§ What is being asked: Your answer should hold every line of the records below that contains the string "Extra".
----
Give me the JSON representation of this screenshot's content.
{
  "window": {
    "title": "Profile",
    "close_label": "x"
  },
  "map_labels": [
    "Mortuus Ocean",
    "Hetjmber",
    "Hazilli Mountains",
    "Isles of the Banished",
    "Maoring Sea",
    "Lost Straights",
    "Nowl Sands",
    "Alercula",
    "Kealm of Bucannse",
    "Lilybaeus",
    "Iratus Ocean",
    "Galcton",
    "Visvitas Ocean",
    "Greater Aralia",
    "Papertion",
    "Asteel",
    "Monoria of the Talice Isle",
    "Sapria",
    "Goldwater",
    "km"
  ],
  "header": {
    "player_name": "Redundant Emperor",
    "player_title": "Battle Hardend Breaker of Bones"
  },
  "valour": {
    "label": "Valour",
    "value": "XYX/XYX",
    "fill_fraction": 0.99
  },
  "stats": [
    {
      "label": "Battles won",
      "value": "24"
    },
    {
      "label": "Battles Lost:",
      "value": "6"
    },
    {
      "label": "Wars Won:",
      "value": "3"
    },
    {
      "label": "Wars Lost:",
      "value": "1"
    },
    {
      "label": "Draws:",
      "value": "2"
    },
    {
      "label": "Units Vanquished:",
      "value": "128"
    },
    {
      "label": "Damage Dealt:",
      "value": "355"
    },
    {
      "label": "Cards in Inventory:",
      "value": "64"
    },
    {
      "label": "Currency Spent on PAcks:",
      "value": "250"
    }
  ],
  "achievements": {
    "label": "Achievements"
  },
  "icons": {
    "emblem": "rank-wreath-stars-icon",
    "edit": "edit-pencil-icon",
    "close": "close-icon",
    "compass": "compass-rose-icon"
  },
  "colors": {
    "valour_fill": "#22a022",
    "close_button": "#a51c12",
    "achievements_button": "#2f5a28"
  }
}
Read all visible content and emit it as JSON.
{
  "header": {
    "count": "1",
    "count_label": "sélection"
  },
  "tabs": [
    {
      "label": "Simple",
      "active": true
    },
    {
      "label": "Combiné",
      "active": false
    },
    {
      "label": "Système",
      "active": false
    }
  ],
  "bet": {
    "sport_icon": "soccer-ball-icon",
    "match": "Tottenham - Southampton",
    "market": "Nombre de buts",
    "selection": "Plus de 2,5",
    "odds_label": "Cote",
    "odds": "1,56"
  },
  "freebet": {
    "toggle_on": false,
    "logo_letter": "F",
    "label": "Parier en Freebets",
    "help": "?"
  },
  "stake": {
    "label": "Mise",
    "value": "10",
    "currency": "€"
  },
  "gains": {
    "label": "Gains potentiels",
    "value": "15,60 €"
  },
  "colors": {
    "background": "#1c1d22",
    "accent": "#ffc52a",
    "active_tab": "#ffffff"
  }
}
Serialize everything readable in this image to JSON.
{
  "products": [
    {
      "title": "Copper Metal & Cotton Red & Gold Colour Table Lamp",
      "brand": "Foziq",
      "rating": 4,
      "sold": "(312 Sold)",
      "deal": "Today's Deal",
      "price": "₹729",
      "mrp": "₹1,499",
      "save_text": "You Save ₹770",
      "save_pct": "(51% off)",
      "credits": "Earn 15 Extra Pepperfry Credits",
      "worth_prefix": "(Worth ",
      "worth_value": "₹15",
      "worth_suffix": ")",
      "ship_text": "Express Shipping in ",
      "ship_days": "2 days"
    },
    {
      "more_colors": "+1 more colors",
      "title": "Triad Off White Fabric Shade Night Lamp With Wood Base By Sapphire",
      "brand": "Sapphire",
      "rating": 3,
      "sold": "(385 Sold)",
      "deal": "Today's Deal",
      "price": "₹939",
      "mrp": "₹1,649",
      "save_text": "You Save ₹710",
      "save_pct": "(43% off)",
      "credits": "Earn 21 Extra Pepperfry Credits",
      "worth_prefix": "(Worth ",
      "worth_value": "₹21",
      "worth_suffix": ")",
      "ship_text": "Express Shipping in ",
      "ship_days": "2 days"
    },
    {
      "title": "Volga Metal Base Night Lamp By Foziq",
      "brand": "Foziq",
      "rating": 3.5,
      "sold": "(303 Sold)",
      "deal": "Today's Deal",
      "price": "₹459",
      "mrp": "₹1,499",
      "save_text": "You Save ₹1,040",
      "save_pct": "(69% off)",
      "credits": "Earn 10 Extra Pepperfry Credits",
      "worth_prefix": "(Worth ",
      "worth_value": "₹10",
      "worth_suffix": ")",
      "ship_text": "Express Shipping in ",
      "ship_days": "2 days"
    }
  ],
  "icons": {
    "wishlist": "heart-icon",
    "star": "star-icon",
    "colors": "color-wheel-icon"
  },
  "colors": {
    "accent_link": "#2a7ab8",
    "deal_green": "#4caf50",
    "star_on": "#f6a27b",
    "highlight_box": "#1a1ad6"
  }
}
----
§ Written response:
      "credits": "Earn 15 Extra Pepperfry Credits",
      "credits": "Earn 21 Extra Pepperfry Credits",
      "credits": "Earn 10 Extra Pepperfry Credits",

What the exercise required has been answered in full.